To answer these questions, I researched each disease and asked each person how they think they got the disease and what they would’ve changed so that never got the disease in the first place. My paternal grandfather had a heart disease and my grandmother had lung cancer. I asked my father how he thinks his parents could’ve prevented their deaths from these diseases and he said my grandmother smoked cigarettes and my grandfather didn’t like to go to the doctor. Simple changes could’ve saved my grandparents life but like I learned in the Escape Fire Documentary even if people know they know how to prevent a disease they are sometimes too stubborn to help themselves. My maternal uncle is 45 and the only person in our family with diabetes type 2, he is a veteran, smokes cigarettes and doesn’t take his medicine correctly which adds to him not being that healthy and his condition getting worst.

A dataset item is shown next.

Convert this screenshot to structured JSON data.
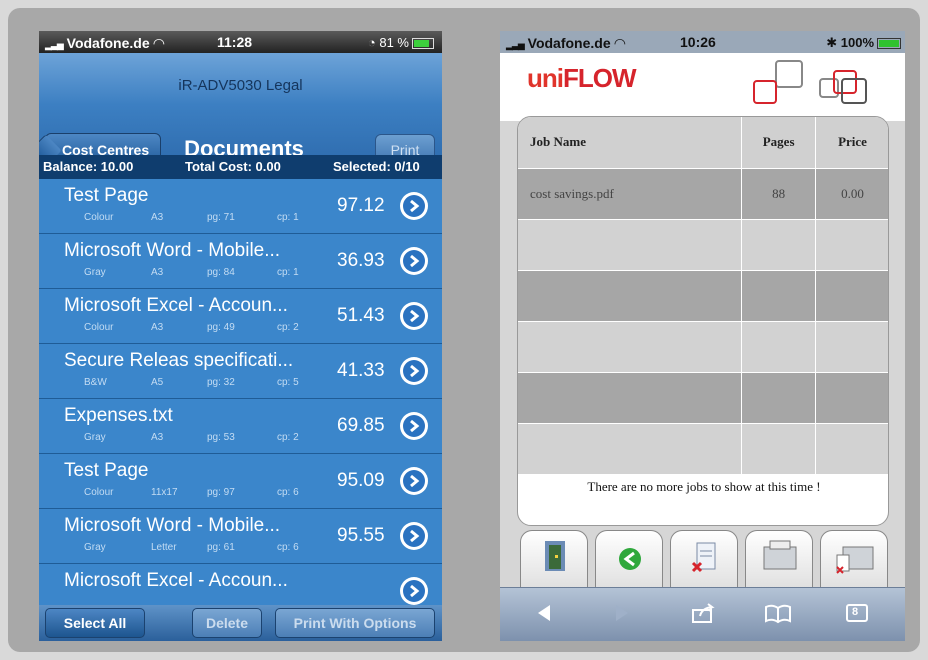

They were stranded on that island for six days until they were saved (Bellows). Kennedy received a purple heart for the injuries he suffered (John). Jack was sent back home for medical reasons and the story made him a war hero (Bellows). His father was determined to get the story into the press to promote his campaign as a war hero, wrote Herbert Parmet, author of Jack: The Struggles of John F. Kennedy (Parmet 110). The PT-109 story is America’s first look at what Jack can do as a leader, when he later decided to run for office.